[Component data from apps and pages]
━━━━━━━━━━━━━━━━

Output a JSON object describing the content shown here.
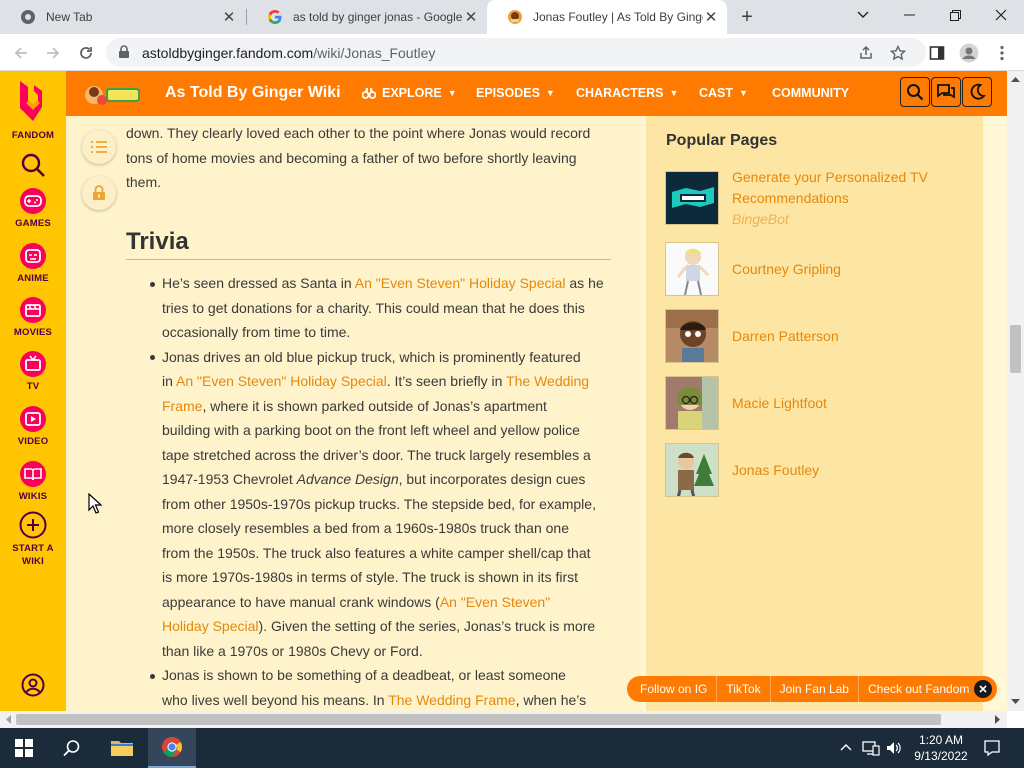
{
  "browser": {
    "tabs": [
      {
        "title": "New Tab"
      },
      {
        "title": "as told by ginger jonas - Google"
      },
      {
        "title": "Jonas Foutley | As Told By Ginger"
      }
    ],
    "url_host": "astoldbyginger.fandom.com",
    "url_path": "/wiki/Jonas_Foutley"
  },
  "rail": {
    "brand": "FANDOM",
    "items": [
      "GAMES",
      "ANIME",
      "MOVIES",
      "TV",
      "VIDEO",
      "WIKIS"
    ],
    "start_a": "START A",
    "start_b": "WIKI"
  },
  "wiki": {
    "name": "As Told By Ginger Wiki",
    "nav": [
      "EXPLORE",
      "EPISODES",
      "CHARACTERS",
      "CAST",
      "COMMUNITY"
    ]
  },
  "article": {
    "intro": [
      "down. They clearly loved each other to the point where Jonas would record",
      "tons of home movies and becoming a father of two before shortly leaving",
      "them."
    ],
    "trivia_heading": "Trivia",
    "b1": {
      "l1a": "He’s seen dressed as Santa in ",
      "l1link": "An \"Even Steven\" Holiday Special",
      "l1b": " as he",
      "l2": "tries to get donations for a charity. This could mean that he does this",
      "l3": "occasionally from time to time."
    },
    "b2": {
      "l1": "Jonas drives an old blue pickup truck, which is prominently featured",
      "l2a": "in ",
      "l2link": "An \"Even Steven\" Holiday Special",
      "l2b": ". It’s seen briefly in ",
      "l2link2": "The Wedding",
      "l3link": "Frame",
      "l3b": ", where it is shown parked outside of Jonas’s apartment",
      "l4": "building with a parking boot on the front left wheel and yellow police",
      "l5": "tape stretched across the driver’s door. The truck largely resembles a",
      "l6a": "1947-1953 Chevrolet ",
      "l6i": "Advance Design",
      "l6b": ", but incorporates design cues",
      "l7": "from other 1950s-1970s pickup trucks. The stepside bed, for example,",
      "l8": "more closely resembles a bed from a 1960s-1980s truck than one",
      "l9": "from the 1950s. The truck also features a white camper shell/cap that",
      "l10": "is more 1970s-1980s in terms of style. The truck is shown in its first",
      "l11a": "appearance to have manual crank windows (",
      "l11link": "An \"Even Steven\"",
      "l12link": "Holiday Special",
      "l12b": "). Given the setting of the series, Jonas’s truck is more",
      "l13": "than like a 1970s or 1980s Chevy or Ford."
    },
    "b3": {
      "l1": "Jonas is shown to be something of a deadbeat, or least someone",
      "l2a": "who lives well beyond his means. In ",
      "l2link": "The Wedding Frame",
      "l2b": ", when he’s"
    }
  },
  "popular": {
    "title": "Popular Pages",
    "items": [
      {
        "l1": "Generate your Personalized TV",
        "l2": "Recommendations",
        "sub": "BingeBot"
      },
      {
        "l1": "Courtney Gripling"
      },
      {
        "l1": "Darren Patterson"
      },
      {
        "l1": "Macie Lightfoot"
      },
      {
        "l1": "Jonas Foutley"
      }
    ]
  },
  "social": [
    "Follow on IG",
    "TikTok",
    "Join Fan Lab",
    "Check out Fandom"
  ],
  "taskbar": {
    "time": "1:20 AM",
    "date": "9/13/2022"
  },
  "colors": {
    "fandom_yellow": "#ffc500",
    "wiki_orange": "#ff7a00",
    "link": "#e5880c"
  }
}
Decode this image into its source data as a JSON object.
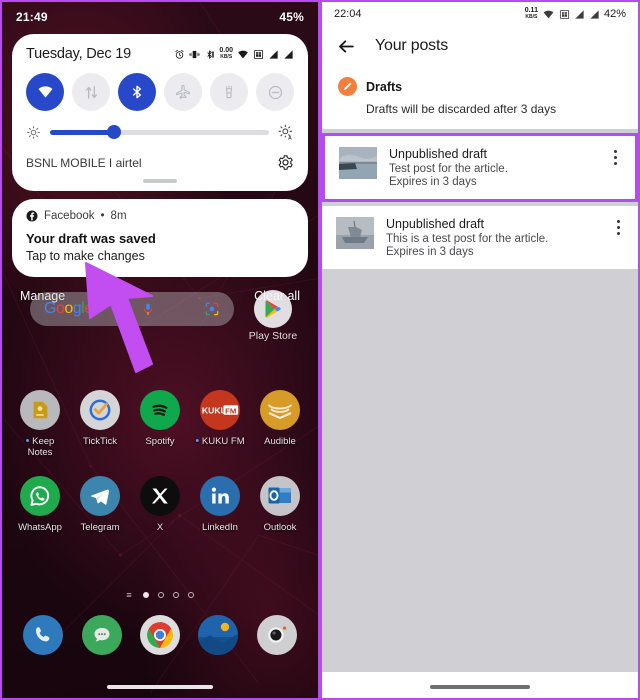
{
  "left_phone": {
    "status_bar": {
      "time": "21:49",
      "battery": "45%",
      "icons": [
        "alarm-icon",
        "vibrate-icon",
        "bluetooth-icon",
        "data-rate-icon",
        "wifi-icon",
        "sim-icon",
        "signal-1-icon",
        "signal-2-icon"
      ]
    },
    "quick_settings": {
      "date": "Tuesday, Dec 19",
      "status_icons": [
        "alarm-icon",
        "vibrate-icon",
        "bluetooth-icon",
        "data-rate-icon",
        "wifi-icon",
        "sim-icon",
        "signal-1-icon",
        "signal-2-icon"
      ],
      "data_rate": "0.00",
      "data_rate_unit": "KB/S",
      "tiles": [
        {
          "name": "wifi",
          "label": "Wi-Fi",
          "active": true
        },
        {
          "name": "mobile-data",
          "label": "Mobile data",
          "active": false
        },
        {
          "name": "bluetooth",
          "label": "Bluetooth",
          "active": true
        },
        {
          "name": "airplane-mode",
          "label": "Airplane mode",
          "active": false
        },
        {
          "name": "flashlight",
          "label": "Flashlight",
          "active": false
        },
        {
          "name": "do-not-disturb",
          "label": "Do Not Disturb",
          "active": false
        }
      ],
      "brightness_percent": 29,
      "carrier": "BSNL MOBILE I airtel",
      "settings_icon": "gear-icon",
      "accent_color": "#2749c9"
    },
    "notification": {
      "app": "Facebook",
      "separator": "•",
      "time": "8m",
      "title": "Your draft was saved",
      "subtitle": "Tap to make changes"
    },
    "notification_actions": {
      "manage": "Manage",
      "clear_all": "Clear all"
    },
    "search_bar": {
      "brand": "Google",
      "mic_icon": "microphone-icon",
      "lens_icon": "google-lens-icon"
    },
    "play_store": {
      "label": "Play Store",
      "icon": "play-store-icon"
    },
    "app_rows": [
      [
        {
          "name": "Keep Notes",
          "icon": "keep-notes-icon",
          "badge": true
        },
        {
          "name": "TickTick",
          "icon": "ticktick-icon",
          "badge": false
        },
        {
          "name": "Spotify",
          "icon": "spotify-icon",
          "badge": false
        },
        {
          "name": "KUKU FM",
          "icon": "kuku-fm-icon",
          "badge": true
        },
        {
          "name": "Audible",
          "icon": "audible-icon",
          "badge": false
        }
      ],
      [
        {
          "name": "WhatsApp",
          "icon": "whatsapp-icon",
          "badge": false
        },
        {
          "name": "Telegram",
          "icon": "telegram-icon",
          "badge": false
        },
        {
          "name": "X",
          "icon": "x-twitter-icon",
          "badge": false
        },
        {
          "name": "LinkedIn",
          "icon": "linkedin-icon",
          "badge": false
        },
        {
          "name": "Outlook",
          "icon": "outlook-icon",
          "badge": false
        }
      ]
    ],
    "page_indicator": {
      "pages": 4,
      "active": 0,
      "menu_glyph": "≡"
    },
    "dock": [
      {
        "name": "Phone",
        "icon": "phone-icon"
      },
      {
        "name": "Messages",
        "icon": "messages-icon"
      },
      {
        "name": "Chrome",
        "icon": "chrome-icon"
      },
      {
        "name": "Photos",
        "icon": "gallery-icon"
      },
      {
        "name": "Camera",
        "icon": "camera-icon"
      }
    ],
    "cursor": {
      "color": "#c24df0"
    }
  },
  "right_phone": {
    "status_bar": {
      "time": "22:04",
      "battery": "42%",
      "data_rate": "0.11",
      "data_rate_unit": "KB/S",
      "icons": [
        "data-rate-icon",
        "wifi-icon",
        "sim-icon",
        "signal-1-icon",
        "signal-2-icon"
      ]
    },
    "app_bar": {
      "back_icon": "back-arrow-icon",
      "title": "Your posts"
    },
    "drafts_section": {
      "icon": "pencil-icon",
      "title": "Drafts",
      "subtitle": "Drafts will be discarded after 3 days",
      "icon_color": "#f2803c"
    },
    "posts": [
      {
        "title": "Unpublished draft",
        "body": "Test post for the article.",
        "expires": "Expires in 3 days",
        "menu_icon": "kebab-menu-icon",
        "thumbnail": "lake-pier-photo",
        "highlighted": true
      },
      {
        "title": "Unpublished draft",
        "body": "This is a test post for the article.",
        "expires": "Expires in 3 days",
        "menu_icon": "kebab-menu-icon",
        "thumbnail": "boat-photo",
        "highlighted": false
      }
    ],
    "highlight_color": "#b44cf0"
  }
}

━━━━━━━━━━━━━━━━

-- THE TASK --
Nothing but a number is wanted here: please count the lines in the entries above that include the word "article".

-- EXPECTED ANSWER --
3